The county also needs to track which individuals have been vaccinated and if the Moderna vaccine is approved, they will need to ensure that individuals receive the second dose from the same provider. Data systems are reportedly being established to track this information.
“When someone receives their first vaccination, they will receive a yellow card with that vaccination, the date, and the type, and when they need to come back,” Simon said. Information logged in the data system will be tracked and reminders for the second dose will be sent through text or email.
Over time, as more vaccine is available it will be offered to everyone. This will likely take months and may not be widely available to the general public until spring or summer of 2021, according to public health officials.

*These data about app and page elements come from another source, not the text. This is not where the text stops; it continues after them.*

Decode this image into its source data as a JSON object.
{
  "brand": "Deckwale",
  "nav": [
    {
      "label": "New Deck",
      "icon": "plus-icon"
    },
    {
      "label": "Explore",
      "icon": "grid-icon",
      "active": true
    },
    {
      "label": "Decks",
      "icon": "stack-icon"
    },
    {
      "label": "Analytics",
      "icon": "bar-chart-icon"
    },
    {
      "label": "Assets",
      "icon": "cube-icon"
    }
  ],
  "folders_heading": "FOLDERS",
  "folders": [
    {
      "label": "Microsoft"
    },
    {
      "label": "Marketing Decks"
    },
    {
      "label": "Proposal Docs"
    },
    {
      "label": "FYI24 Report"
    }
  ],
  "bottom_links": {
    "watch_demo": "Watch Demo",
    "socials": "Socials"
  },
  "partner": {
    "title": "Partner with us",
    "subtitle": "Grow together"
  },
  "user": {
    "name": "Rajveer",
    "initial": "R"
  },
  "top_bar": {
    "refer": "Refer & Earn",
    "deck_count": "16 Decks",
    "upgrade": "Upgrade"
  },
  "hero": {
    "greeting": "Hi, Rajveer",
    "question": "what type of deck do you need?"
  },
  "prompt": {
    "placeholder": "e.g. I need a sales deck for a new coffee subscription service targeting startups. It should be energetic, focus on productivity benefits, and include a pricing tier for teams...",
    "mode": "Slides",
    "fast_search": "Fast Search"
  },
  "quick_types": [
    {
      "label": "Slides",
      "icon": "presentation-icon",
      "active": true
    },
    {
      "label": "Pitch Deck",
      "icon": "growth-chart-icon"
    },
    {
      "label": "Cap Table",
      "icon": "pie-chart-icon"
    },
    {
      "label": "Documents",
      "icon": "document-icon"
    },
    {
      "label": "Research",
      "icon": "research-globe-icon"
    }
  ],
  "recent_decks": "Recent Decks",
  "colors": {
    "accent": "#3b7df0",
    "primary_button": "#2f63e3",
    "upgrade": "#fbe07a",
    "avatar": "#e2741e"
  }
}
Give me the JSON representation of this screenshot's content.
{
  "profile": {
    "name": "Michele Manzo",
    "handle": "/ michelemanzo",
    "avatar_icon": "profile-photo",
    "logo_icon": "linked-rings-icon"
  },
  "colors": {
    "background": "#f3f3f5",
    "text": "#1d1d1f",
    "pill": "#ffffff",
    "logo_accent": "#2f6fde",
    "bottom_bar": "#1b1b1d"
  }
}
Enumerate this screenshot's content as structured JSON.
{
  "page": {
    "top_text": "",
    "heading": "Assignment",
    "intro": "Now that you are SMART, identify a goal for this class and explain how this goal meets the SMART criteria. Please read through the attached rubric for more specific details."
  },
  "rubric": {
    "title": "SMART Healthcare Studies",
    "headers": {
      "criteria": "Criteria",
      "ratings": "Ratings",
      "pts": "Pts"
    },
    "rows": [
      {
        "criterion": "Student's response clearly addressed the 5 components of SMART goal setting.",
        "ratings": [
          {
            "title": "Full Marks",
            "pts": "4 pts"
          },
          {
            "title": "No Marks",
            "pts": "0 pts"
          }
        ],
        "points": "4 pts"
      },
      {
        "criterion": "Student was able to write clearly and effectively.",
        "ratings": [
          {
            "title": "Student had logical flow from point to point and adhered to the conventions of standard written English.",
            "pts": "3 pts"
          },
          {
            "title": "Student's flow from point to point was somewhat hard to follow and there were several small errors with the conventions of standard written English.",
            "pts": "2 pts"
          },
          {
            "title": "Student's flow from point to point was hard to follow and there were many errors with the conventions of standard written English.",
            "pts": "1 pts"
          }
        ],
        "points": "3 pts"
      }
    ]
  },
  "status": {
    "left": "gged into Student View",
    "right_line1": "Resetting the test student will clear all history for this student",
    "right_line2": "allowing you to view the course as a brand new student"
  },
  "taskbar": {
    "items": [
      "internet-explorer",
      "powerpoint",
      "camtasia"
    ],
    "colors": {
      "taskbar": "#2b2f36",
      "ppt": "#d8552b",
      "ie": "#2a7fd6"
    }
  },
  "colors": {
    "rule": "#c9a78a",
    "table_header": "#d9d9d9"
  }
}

Dr. Simon believes the county is nowhere near close to going back to normal, especially as daily COVID-19 cases and hospitalizations keep breaking previous records. On Friday, L.A. County entered what officials called “uncharted territory” as 13,815 new coronavirus cases were recorded, the Los Angeles Times reported.
“I am very concerned. I’ve worked in public health for 30-plus years; I’ve never been more concerned than I am right now” Simon explained Thursday. “We’re not even close to being able to move back out.”
Even after the vaccine is administered, questions about how long protection lasts and the degree to which the vaccine prevents asymptomatic infection still need to be answered. “I think there’s still a lot of questions about how long this vaccine works. You know we’re hopeful it will lead to long-term protection, but again that remains to be seen,” cautioned Simon.
Of course, all these plans are dependent on whether the F.D.A. issues an emergency use authorization for Pfizer’s vaccine. On Thursday, an advisory panel comprised of independent scientific experts recommended that the F.D.A. authorize the vaccine for individuals 16 and older. Originally, the F.D.A. was expected to grant the authorization on Saturday but on Friday the Washington Post reported that Mark Meadows, President Trump’s chief of staff, told Commissioner Dr. Stephen M. Hahn to submit his resignation if the vaccine was not approved by Friday, according to a senior administration official.
As of Friday, at 3 p.m., no authorization had yet been issued.